# [Dataset content]
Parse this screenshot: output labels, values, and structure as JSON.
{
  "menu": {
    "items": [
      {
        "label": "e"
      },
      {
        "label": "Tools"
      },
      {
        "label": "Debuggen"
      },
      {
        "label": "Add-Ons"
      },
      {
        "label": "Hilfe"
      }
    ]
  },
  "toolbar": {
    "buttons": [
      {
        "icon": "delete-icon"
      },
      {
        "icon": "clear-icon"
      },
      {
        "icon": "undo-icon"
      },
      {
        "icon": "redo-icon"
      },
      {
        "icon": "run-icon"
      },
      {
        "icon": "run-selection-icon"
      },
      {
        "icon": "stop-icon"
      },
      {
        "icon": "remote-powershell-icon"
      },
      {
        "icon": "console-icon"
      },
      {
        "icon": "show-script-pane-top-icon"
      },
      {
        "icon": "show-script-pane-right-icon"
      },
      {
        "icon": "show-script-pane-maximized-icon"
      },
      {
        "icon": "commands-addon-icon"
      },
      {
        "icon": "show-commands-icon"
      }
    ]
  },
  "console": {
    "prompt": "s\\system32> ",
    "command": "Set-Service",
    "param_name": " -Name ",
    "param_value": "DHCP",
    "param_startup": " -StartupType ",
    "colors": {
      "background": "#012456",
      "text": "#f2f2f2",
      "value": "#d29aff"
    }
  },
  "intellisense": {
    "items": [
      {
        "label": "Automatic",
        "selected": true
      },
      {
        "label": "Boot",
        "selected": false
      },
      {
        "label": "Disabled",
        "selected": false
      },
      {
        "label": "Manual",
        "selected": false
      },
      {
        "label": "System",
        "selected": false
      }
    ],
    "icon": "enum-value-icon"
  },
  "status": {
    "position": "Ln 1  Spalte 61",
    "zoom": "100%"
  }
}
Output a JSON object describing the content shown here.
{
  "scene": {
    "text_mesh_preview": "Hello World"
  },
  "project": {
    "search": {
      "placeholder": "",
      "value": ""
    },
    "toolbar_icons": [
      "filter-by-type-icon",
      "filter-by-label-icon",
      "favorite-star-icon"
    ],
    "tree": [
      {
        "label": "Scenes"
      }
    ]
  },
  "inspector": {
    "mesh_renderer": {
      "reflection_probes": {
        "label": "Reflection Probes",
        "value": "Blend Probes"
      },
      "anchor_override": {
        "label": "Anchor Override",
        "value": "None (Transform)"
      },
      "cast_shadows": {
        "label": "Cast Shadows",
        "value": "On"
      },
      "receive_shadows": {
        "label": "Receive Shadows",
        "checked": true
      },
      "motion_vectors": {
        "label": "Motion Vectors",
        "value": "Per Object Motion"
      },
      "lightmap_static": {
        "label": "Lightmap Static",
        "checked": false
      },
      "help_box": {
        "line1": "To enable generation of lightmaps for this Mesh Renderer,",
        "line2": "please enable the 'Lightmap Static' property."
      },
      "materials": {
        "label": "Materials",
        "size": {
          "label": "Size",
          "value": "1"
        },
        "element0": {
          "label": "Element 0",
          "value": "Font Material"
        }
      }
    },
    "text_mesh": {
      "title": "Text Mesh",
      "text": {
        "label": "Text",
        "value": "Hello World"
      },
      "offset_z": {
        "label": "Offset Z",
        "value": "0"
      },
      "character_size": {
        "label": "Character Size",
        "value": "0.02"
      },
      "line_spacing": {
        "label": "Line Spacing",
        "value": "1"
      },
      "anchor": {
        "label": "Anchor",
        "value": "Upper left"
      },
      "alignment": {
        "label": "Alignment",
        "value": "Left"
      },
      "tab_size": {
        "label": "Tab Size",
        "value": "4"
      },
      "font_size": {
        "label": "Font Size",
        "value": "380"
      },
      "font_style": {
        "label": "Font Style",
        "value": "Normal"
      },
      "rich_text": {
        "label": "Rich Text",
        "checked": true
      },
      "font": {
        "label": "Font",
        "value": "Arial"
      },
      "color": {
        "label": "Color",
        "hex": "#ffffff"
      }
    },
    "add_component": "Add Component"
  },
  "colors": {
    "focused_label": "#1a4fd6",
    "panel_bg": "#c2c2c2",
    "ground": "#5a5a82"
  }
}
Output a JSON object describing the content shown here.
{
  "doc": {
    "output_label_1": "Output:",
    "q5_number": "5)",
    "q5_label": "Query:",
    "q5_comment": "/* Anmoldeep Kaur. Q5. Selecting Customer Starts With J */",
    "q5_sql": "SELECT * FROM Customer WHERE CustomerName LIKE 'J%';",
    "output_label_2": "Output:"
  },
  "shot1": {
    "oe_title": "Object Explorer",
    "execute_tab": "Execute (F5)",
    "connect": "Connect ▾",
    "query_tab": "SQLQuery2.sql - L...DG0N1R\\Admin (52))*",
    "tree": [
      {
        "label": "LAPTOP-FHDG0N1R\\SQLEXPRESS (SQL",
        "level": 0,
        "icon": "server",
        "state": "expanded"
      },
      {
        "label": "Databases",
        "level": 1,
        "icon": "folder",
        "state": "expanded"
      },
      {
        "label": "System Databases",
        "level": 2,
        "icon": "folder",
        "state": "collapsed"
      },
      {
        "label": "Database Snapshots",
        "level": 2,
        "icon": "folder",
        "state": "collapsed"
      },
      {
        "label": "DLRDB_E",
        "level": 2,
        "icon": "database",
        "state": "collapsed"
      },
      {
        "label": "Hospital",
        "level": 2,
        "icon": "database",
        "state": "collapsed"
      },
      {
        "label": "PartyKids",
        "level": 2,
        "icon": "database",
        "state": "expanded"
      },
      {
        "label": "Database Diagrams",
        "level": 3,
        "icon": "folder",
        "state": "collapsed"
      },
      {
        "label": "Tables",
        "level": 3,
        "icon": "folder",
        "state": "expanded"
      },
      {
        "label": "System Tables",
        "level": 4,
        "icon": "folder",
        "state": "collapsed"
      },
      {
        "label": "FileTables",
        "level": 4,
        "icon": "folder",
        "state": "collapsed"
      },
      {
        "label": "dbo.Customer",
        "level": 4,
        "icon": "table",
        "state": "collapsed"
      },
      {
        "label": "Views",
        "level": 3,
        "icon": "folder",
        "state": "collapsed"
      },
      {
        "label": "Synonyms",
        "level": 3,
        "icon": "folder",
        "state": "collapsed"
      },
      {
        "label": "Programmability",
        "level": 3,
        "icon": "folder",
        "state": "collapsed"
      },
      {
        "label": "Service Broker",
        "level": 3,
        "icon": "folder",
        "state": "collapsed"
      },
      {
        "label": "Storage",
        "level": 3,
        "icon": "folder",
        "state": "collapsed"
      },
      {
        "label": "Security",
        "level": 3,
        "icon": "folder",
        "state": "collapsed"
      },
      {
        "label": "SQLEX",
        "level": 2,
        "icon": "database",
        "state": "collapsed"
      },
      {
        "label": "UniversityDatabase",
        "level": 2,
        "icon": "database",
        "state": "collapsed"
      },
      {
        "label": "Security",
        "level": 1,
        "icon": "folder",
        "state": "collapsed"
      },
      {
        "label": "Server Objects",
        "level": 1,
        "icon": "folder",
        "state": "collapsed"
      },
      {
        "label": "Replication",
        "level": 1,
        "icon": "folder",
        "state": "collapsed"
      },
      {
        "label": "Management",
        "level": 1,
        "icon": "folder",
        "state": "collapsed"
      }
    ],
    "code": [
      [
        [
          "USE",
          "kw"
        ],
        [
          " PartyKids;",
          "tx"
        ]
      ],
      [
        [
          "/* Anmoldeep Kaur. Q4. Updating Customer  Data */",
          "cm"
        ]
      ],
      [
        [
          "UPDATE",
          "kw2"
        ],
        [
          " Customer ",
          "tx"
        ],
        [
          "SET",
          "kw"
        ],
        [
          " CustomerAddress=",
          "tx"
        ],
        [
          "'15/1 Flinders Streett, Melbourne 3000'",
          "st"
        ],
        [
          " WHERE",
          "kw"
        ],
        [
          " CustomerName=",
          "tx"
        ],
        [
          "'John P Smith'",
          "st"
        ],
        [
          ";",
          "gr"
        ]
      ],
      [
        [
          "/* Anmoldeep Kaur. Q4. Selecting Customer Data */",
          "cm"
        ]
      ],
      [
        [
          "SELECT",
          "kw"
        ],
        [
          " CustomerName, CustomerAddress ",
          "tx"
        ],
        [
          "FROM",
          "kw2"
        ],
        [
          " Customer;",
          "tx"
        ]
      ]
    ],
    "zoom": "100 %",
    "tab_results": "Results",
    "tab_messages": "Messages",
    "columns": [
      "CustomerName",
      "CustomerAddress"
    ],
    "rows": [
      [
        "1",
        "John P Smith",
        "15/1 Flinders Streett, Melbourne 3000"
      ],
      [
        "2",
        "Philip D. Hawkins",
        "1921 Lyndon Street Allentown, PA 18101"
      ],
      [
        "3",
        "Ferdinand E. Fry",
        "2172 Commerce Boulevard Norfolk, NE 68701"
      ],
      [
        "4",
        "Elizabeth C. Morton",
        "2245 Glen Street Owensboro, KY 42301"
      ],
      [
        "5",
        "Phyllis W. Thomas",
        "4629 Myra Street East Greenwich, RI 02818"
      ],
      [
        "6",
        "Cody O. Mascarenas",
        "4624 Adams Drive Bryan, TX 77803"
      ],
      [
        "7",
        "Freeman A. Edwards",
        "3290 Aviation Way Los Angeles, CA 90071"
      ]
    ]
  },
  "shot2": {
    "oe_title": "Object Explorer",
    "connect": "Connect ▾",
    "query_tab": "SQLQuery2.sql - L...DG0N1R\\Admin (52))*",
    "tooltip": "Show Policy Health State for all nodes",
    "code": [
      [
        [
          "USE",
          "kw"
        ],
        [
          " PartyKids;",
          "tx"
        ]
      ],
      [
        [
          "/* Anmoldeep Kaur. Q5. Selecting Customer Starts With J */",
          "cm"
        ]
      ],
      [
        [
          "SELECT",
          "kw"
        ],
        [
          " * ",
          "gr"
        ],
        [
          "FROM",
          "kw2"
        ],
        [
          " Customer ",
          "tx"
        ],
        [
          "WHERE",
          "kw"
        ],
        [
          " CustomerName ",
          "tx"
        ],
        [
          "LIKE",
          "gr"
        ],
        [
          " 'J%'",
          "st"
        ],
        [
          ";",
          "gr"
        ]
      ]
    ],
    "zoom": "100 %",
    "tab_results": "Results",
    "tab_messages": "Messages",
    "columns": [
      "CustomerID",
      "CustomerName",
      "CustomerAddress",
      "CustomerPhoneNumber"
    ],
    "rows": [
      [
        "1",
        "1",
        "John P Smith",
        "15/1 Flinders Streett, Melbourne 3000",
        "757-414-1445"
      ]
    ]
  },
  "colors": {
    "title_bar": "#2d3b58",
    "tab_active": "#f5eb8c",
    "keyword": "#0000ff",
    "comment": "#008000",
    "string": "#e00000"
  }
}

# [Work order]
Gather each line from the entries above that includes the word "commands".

# [Solved problem]
        "icon": "commands-addon-icon"
        "icon": "show-commands-icon"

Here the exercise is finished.